‘1334, Mauna Loa’ 1911. Edward Sankey

© Sankey Family Photography Collection.

r Mauna Loa


Written by Peter Sandbach

Mauna Loa is one of two vessels listed in the Ulverston harbour record which are still afloat, the other is called Hearts of Oak. This is one of many photographs in the Sankey collection taken from on board a ship and I suspect this image may have been taken on a trip to the Isle of Man.

MAUNA LOA, was a luxury steam yacht commissioned by textile magnate Henry Calvert. Built in 1907 by J. Armour and Sons of Fleetwood, she was named after the Hawaiian volcano which erupted in that year.

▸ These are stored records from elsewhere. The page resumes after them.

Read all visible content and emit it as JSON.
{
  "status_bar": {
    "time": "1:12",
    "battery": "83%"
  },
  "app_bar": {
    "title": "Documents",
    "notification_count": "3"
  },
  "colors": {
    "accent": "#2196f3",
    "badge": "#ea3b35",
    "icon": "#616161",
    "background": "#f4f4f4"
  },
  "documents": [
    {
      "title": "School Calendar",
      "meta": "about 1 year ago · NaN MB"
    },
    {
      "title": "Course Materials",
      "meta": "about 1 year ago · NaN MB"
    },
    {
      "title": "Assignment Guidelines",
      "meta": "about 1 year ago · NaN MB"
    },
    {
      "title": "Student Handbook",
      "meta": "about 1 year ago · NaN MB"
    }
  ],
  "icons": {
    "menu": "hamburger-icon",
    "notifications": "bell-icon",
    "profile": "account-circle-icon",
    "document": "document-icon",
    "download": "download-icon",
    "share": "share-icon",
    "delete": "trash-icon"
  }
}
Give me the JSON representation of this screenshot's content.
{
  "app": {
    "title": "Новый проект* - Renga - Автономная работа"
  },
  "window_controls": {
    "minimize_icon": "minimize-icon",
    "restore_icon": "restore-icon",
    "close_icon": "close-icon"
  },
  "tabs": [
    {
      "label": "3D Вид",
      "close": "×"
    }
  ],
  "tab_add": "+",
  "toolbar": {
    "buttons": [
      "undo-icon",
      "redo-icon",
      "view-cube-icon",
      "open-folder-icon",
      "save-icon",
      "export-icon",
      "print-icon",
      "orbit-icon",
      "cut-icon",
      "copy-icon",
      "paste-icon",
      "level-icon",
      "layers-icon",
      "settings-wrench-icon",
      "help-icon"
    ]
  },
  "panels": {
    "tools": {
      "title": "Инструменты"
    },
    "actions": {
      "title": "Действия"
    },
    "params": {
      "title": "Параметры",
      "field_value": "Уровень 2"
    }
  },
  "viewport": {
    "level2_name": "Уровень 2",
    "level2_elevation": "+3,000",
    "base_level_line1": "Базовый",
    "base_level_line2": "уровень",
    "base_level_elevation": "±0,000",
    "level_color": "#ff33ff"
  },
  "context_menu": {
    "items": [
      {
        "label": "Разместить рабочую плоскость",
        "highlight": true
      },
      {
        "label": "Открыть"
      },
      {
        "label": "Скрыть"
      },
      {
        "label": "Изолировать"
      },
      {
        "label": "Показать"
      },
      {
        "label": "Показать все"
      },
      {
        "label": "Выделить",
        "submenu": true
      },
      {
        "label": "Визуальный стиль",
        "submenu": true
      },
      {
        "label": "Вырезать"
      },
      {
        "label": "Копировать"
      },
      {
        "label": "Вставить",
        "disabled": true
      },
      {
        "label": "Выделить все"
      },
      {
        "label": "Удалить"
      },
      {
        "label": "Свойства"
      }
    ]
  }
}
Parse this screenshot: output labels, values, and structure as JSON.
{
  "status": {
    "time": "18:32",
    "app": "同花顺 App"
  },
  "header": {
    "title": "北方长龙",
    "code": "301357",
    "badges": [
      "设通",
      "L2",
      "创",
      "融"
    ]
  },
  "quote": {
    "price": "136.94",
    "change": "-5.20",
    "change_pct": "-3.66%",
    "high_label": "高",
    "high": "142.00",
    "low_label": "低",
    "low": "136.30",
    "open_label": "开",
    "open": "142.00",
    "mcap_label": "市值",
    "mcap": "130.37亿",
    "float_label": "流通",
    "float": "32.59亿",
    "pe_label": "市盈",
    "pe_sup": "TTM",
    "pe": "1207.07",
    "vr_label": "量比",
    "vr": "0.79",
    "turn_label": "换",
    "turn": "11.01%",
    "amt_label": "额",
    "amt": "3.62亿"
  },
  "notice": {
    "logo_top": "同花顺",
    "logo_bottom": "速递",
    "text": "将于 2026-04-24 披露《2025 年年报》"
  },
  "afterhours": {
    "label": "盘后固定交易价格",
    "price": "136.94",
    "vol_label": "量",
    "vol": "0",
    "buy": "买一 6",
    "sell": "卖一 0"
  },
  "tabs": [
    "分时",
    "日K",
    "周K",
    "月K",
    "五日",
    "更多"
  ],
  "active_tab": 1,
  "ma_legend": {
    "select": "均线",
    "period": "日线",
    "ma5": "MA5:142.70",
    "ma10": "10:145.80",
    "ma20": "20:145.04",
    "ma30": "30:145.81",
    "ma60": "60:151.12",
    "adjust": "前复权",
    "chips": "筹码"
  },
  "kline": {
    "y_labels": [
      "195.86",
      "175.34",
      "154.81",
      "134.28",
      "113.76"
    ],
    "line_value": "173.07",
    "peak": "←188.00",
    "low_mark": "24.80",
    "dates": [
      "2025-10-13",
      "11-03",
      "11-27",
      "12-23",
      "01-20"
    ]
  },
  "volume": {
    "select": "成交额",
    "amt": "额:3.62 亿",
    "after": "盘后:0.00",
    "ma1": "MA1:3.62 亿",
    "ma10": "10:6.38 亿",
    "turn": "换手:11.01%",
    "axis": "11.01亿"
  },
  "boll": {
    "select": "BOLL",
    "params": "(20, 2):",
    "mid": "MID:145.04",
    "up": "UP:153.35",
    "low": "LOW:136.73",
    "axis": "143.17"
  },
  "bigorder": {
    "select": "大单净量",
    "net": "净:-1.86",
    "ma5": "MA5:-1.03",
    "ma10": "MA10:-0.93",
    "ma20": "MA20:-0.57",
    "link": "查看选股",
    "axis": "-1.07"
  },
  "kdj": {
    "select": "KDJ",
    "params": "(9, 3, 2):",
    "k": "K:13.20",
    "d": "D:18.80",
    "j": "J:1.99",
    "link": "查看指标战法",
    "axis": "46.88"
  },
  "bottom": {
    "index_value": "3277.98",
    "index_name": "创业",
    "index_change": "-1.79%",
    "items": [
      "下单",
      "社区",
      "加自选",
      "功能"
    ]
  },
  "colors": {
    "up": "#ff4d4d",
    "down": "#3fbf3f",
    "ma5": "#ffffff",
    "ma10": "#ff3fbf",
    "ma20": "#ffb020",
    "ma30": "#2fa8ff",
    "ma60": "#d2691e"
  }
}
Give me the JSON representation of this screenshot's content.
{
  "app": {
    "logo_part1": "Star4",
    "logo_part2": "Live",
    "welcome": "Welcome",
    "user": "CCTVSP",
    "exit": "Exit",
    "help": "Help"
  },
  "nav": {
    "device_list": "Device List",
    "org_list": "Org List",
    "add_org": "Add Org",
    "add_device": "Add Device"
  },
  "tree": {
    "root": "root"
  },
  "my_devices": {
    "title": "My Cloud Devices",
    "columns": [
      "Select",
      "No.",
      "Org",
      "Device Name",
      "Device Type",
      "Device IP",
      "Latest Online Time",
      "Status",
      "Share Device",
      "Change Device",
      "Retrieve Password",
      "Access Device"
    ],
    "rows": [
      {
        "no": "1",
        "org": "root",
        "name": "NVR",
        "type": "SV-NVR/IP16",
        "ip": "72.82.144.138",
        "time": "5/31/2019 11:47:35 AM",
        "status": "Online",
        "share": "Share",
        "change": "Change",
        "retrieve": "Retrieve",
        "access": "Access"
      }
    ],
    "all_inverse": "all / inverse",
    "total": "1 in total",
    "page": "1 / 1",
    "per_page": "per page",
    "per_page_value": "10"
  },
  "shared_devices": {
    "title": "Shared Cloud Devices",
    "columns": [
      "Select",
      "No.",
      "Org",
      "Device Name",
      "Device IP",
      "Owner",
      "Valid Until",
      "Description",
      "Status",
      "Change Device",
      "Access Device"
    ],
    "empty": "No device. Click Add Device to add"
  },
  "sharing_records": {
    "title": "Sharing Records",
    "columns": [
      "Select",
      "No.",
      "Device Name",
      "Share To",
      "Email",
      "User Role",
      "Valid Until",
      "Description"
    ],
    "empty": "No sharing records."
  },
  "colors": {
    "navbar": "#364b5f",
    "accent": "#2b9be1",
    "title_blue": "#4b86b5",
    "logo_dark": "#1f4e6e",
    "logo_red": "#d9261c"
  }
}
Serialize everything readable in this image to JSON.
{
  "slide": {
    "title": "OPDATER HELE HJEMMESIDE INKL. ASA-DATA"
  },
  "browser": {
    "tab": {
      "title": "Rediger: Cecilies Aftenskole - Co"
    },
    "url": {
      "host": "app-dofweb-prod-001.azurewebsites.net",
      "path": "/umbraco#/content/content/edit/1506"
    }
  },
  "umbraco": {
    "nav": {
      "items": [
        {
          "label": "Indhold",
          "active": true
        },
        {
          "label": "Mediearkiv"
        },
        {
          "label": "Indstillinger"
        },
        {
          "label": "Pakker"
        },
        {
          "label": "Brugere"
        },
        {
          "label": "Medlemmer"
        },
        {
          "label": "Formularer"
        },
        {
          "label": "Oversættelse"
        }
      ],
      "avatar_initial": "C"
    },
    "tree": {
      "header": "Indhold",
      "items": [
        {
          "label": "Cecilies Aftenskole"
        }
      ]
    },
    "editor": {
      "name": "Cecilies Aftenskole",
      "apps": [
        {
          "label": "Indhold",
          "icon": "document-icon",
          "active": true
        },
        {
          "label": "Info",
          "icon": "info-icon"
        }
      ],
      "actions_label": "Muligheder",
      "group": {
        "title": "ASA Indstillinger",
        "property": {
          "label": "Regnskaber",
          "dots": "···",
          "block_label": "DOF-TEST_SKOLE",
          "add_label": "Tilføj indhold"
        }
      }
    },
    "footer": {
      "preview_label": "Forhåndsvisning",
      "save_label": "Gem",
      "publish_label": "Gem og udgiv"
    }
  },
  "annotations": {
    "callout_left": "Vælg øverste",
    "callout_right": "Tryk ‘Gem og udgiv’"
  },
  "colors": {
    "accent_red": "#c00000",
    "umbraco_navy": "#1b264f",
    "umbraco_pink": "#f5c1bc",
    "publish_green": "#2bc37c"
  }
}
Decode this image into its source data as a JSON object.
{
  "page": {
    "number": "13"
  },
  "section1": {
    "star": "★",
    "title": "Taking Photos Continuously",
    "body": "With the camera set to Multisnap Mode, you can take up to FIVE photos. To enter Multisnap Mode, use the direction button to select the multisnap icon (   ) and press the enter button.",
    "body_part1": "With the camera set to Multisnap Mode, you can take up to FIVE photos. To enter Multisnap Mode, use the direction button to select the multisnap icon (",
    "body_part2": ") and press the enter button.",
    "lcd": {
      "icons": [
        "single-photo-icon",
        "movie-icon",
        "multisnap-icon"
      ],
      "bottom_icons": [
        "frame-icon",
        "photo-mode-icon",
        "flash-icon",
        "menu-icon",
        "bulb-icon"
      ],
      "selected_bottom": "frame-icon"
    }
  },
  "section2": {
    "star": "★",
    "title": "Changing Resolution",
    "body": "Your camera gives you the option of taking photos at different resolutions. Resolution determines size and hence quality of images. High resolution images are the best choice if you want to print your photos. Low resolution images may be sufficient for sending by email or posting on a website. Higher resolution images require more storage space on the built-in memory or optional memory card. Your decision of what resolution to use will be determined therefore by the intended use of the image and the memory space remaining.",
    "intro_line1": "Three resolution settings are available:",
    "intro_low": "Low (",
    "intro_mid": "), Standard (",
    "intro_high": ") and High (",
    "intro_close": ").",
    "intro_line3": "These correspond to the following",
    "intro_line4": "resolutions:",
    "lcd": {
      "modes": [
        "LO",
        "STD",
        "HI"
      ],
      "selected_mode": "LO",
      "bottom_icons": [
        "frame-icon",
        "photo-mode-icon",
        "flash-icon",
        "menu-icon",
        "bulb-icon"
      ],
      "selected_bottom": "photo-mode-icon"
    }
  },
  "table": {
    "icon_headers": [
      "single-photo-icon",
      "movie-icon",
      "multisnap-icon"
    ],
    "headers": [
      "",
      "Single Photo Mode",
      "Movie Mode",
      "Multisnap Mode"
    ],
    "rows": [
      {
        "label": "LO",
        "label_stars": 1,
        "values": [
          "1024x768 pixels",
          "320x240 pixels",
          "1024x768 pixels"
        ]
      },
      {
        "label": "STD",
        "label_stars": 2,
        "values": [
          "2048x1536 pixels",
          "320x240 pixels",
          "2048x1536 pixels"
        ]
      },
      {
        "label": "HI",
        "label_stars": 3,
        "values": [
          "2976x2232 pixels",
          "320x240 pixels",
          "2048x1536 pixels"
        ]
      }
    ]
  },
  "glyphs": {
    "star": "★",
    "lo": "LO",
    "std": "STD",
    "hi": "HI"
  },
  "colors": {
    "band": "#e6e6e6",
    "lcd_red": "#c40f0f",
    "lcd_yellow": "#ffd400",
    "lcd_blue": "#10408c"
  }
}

Mauna Loa was locked in to the Ulverston Canal on February 16th 1911 and out on February 20th.  She also visited in 1913 and 1915. At the start of the First World War Calvert offered her for service. His offer was accepted and she was chartered by the Navy for the sum of £2 7s 0d. per day. At first she was used to tow barges and was later used as a minesweeper in the English Channel and around the Irish Sea.

On her return from service she was in a very poor condition. Henry Calvert, the owner, had her fully restored to her former glory. Upon Henry Calvert’s death in 1922, MAUNA LOA was passed through a number of owners.  In 1931 she had a major refit at Southampton, which included replacing her steam engines for petrol. At the beginning of the Second World War she was converted into an ‘armed yacht’ with a machine gun mounted on the foredeck.

By the 1970s, she was operating in Gibraltar and Alicante, before moving to Palma. She gradually deteriorated under several owners and in 1984 she was badly damaged by a hurricane.

She is currently owned by the billionaire Duke of Westminster and currently resides in the western Mediterranean.